» WHAT IS NEEDED: Your answer must be the records, copied with no change.

» RECORDS PROVIDED:
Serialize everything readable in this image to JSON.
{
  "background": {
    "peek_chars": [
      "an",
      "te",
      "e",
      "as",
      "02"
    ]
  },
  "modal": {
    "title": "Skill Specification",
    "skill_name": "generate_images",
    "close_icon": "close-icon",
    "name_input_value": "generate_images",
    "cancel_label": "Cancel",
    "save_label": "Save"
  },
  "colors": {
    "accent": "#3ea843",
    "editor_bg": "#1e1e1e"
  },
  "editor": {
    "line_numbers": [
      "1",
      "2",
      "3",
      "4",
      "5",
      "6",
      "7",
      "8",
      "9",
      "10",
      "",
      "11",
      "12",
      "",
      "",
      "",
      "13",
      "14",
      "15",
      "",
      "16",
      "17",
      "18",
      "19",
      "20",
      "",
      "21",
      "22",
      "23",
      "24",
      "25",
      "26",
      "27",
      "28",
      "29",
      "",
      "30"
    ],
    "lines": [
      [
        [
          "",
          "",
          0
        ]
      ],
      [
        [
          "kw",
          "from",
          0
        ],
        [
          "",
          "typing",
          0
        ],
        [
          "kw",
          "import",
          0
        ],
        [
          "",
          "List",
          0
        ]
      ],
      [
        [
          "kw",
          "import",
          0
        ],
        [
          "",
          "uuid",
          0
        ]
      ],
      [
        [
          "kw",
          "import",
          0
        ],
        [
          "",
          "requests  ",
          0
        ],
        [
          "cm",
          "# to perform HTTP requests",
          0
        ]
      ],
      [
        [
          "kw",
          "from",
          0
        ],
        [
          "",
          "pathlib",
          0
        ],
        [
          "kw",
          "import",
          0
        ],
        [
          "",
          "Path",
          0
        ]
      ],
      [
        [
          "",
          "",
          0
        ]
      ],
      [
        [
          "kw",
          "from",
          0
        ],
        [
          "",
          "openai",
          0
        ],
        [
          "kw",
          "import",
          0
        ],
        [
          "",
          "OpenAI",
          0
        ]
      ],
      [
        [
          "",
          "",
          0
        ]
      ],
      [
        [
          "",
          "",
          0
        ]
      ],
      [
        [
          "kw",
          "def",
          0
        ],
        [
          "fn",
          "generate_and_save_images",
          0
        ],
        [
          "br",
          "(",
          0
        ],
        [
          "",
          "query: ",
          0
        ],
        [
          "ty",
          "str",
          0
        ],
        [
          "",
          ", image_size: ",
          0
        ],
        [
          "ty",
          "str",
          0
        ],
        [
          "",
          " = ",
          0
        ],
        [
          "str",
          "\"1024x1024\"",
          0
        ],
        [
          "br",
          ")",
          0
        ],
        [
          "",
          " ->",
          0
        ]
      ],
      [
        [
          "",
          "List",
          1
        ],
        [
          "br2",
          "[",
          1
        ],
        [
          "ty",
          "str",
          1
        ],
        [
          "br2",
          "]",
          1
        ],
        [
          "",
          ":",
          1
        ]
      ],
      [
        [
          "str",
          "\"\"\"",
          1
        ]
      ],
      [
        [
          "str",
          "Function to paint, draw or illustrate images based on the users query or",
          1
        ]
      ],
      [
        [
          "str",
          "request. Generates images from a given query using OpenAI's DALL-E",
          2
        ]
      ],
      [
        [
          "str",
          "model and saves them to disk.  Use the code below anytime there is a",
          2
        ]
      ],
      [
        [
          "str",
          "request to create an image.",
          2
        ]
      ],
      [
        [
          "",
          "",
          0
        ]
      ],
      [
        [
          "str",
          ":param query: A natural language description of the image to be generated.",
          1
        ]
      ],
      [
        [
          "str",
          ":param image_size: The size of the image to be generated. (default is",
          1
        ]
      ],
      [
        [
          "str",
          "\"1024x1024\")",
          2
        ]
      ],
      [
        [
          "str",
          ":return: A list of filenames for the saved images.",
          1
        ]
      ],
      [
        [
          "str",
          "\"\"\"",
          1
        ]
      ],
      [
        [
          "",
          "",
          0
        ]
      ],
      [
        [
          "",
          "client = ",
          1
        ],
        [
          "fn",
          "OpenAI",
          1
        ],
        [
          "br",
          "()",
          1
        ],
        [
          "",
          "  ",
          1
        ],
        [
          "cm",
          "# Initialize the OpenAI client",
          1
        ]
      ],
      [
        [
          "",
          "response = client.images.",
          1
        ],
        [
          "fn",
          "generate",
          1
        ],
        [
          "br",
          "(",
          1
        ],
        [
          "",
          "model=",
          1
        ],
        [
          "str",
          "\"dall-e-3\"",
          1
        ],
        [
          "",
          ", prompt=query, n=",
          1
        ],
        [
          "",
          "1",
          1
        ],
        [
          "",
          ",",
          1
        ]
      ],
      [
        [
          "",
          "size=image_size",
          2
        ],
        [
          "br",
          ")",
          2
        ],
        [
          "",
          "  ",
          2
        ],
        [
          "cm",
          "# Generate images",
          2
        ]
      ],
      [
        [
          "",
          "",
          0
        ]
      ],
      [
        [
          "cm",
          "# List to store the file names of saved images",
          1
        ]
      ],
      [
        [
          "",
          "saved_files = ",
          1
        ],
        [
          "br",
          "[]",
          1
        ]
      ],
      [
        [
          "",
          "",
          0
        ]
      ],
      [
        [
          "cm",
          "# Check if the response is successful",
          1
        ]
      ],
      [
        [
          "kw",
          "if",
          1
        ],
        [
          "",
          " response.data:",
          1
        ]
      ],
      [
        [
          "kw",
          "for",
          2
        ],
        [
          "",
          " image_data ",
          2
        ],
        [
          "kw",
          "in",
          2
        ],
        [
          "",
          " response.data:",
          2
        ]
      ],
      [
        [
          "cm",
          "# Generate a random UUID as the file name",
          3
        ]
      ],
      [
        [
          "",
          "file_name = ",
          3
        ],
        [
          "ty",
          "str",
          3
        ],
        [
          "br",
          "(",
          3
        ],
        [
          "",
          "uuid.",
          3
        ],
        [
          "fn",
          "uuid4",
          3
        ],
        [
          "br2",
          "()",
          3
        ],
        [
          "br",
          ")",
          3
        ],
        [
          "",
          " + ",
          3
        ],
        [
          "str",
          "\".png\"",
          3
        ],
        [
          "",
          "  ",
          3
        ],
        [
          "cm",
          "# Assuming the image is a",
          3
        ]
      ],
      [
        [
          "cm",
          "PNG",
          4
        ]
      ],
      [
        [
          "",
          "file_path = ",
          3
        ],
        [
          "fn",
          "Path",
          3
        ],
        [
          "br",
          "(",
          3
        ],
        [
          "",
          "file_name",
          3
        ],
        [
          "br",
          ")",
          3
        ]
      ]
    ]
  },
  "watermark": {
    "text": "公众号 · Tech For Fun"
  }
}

» SOLUTION FOR THIS TASK:
Serialize everything readable in this image to JSON.
{
  "background": {
    "peek_chars": [
      "an",
      "te",
      "e",
      "as",
      "02"
    ]
  },
  "modal": {
    "title": "Skill Specification",
    "skill_name": "generate_images",
    "close_icon": "close-icon",
    "name_input_value": "generate_images",
    "cancel_label": "Cancel",
    "save_label": "Save"
  },
  "colors": {
    "accent": "#3ea843",
    "editor_bg": "#1e1e1e"
  },
  "editor": {
    "line_numbers": [
      "1",
      "2",
      "3",
      "4",
      "5",
      "6",
      "7",
      "8",
      "9",
      "10",
      "",
      "11",
      "12",
      "",
      "",
      "",
      "13",
      "14",
      "15",
      "",
      "16",
      "17",
      "18",
      "19",
      "20",
      "",
      "21",
      "22",
      "23",
      "24",
      "25",
      "26",
      "27",
      "28",
      "29",
      "",
      "30"
    ],
    "lines": [
      [
        [
          "",
          "",
          0
        ]
      ],
      [
        [
          "kw",
          "from",
          0
        ],
        [
          "",
          "typing",
          0
        ],
        [
          "kw",
          "import",
          0
        ],
        [
          "",
          "List",
          0
        ]
      ],
      [
        [
          "kw",
          "import",
          0
        ],
        [
          "",
          "uuid",
          0
        ]
      ],
      [
        [
          "kw",
          "import",
          0
        ],
        [
          "",
          "requests  ",
          0
        ],
        [
          "cm",
          "# to perform HTTP requests",
          0
        ]
      ],
      [
        [
          "kw",
          "from",
          0
        ],
        [
          "",
          "pathlib",
          0
        ],
        [
          "kw",
          "import",
          0
        ],
        [
          "",
          "Path",
          0
        ]
      ],
      [
        [
          "",
          "",
          0
        ]
      ],
      [
        [
          "kw",
          "from",
          0
        ],
        [
          "",
          "openai",
          0
        ],
        [
          "kw",
          "import",
          0
        ],
        [
          "",
          "OpenAI",
          0
        ]
      ],
      [
        [
          "",
          "",
          0
        ]
      ],
      [
        [
          "",
          "",
          0
        ]
      ],
      [
        [
          "kw",
          "def",
          0
        ],
        [
          "fn",
          "generate_and_save_images",
          0
        ],
        [
          "br",
          "(",
          0
        ],
        [
          "",
          "query: ",
          0
        ],
        [
          "ty",
          "str",
          0
        ],
        [
          "",
          ", image_size: ",
          0
        ],
        [
          "ty",
          "str",
          0
        ],
        [
          "",
          " = ",
          0
        ],
        [
          "str",
          "\"1024x1024\"",
          0
        ],
        [
          "br",
          ")",
          0
        ],
        [
          "",
          " ->",
          0
        ]
      ],
      [
        [
          "",
          "List",
          1
        ],
        [
          "br2",
          "[",
          1
        ],
        [
          "ty",
          "str",
          1
        ],
        [
          "br2",
          "]",
          1
        ],
        [
          "",
          ":",
          1
        ]
      ],
      [
        [
          "str",
          "\"\"\"",
          1
        ]
      ],
      [
        [
          "str",
          "Function to paint, draw or illustrate images based on the users query or",
          1
        ]
      ],
      [
        [
          "str",
          "request. Generates images from a given query using OpenAI's DALL-E",
          2
        ]
      ],
      [
        [
          "str",
          "model and saves them to disk.  Use the code below anytime there is a",
          2
        ]
      ],
      [
        [
          "str",
          "request to create an image.",
          2
        ]
      ],
      [
        [
          "",
          "",
          0
        ]
      ],
      [
        [
          "str",
          ":param query: A natural language description of the image to be generated.",
          1
        ]
      ],
      [
        [
          "str",
          ":param image_size: The size of the image to be generated. (default is",
          1
        ]
      ],
      [
        [
          "str",
          "\"1024x1024\")",
          2
        ]
      ],
      [
        [
          "str",
          ":return: A list of filenames for the saved images.",
          1
        ]
      ],
      [
        [
          "str",
          "\"\"\"",
          1
        ]
      ],
      [
        [
          "",
          "",
          0
        ]
      ],
      [
        [
          "",
          "client = ",
          1
        ],
        [
          "fn",
          "OpenAI",
          1
        ],
        [
          "br",
          "()",
          1
        ],
        [
          "",
          "  ",
          1
        ],
        [
          "cm",
          "# Initialize the OpenAI client",
          1
        ]
      ],
      [
        [
          "",
          "response = client.images.",
          1
        ],
        [
          "fn",
          "generate",
          1
        ],
        [
          "br",
          "(",
          1
        ],
        [
          "",
          "model=",
          1
        ],
        [
          "str",
          "\"dall-e-3\"",
          1
        ],
        [
          "",
          ", prompt=query, n=",
          1
        ],
        [
          "",
          "1",
          1
        ],
        [
          "",
          ",",
          1
        ]
      ],
      [
        [
          "",
          "size=image_size",
          2
        ],
        [
          "br",
          ")",
          2
        ],
        [
          "",
          "  ",
          2
        ],
        [
          "cm",
          "# Generate images",
          2
        ]
      ],
      [
        [
          "",
          "",
          0
        ]
      ],
      [
        [
          "cm",
          "# List to store the file names of saved images",
          1
        ]
      ],
      [
        [
          "",
          "saved_files = ",
          1
        ],
        [
          "br",
          "[]",
          1
        ]
      ],
      [
        [
          "",
          "",
          0
        ]
      ],
      [
        [
          "cm",
          "# Check if the response is successful",
          1
        ]
      ],
      [
        [
          "kw",
          "if",
          1
        ],
        [
          "",
          " response.data:",
          1
        ]
      ],
      [
        [
          "kw",
          "for",
          2
        ],
        [
          "",
          " image_data ",
          2
        ],
        [
          "kw",
          "in",
          2
        ],
        [
          "",
          " response.data:",
          2
        ]
      ],
      [
        [
          "cm",
          "# Generate a random UUID as the file name",
          3
        ]
      ],
      [
        [
          "",
          "file_name = ",
          3
        ],
        [
          "ty",
          "str",
          3
        ],
        [
          "br",
          "(",
          3
        ],
        [
          "",
          "uuid.",
          3
        ],
        [
          "fn",
          "uuid4",
          3
        ],
        [
          "br2",
          "()",
          3
        ],
        [
          "br",
          ")",
          3
        ],
        [
          "",
          " + ",
          3
        ],
        [
          "str",
          "\".png\"",
          3
        ],
        [
          "",
          "  ",
          3
        ],
        [
          "cm",
          "# Assuming the image is a",
          3
        ]
      ],
      [
        [
          "cm",
          "PNG",
          4
        ]
      ],
      [
        [
          "",
          "file_path = ",
          3
        ],
        [
          "fn",
          "Path",
          3
        ],
        [
          "br",
          "(",
          3
        ],
        [
          "",
          "file_name",
          3
        ],
        [
          "br",
          ")",
          3
        ]
      ]
    ]
  },
  "watermark": {
    "text": "公众号 · Tech For Fun"
  }
}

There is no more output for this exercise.